The Cino first opened its doors in 1958 at a storefront on MacDougal Street next to the Provincetown Theater where, in the same year, Edward Albee’s one-act play The Zoo Story first opened on a bill with Beckett’s Krapp’s Last Tape. Suddenly one-act plays in coffee shop theater spots were the rage. Later Joe moved to 31 Cornelia Street to enjoy a ten year run. In the first years he put on the short works of Genet, Tennessee Williams, William Inge, Oscar Wilde, Sartre, Thornton Wilder, J. D. Salinger, Noel Coward, Andre Gide, Chekhov, Cocteau, Shaw, Pinter and others. In about 1963 he began producing only new plays. In 1967 in the Caffe, Joe enacted a ritualistic Hari Kari knife wielding dance wherein he carved a circle into his stomach; this following the accidental death of his lover, the lighting designer John Torre who was electrocuted while plugging in heavy duty lighting fixtures. Afterward Joe became a legendary figure, having fostered a number of top playwrights and performers including Guare, Heide, van Itallie, Sam Shepard, Lanford Wilson, Paul Foster, Doric Wilson Robert Patrick, Tom Eyen, Jeff Weiss, David Starkweather and performers Al Pacino and Frederic Forrest. The biggest hit at the Cino was Dames at Sea starring 16-year-old Bernadette Peters (now on Broadway in Hello Dolly.) In the years following, many anthologies and critical books were published including The Off Off Broadway Book, The Best of Off Off Broadway —edited by Michael Smith—New American Plays, Caffe Cino: The Birthplace of Off Off Broadway by Wendell C. Stone, Playing Underground by Stephen Bottoms, and Return to the Caffe Cino (edited by Steve Susoyev and George Birimisa).
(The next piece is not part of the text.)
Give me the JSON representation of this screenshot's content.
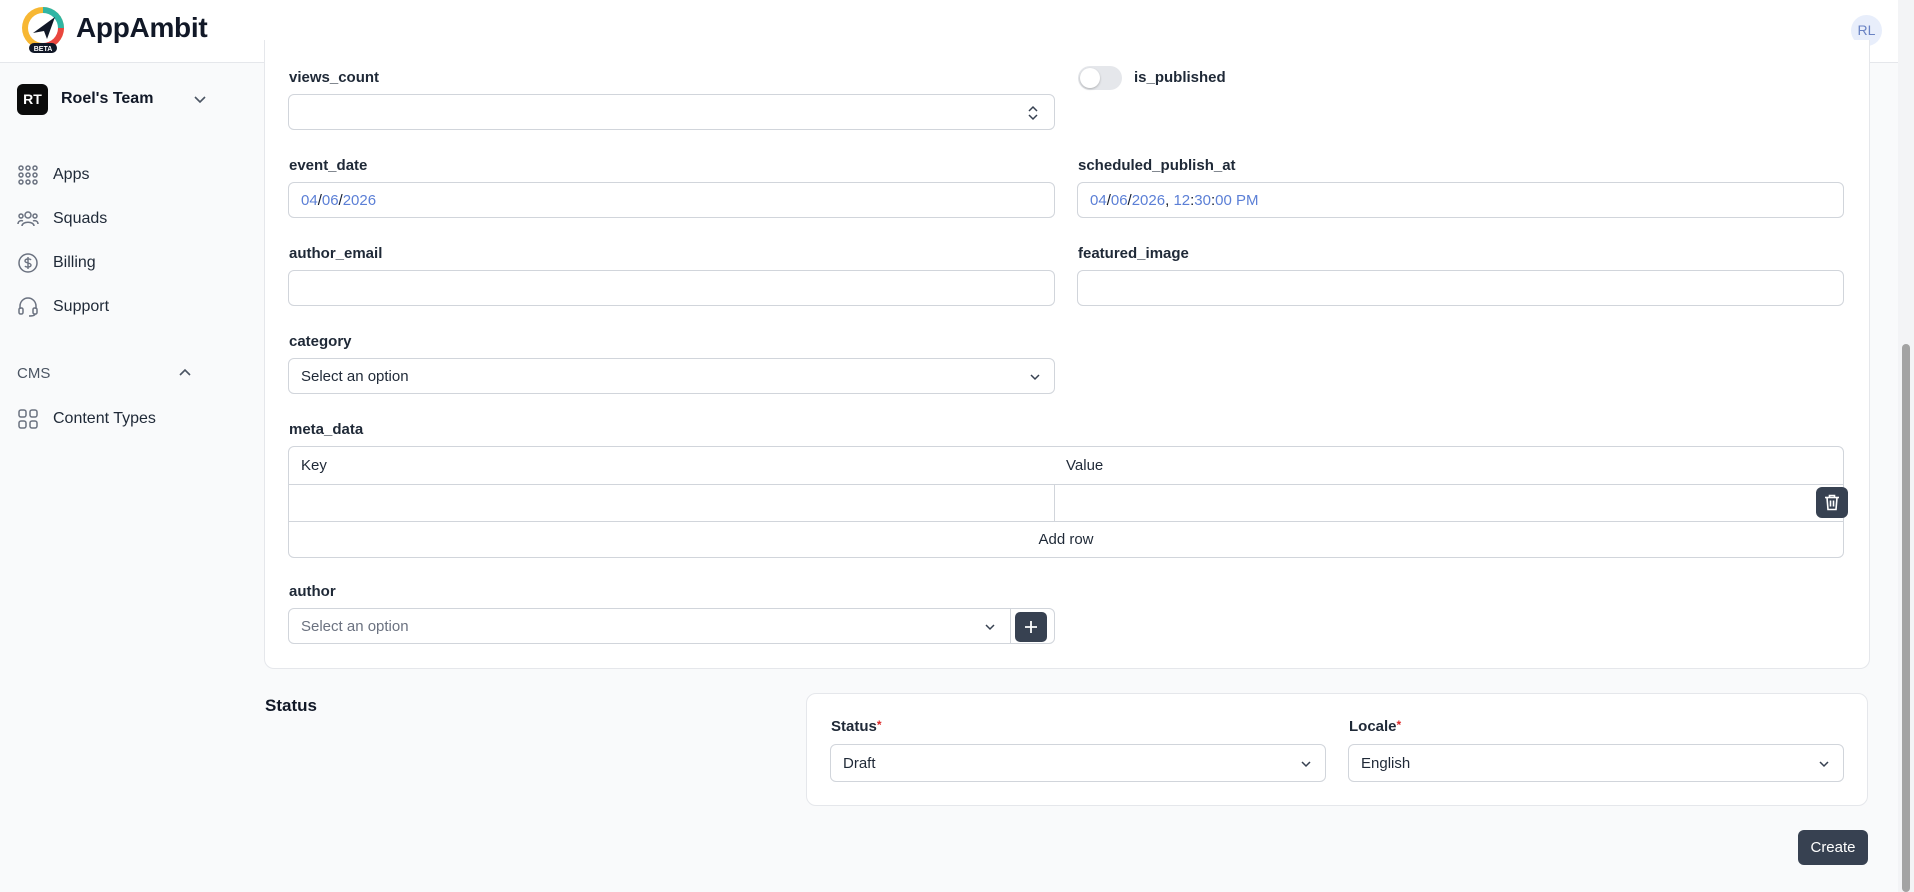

There is no doubt that Joe Cino was the father of off off experimental theater in New York City. Today, many call him ‘Saint Joe of Cino.’ The April panel was the launch event of a new annual festival honoring the history and heritage of Greenwich Village called The run by a Village enthusiast from London named Liz Thomson. Planned from September 27th-30th, 2018, in and around Washington Square, the autumn program includes a concert in the Square celebrating the legendary folk music heritage of the Village, a jazz symposium at the New School, poetry at the Jefferson Market Library, actors presenting scenes at locales featured in O’Neill’s plays, Peculiar Works Project’s site specific production of Robert Heide’s play American Hamburger featuring the ghosts of Maxwell Bodenheim, a Village tourist, and George Washington (directed by Ralph Lewis, enacted and simultaneously filmed under the Washington Arch), walking tour apps specially designed for historic Greenwich Village and many more celebratory events and activities. The last play at the Cino, before it closed in 1968 was Monuments by Diane Di Prima. It was dedicated to the dancer Freddie Herko, who did a ballet leap out the window of an apartment at 5 Cornelia Street shared by lighting designer Johnny Dodd and Voice critic/playwright/editor, Michael Smith. Michael Smith is the publisher of Robert Heide 25 Plays, just out from Fast Books Press and available at 3 Lives, Drama Bookshop and Amazon.

Tags :

Leave a Reply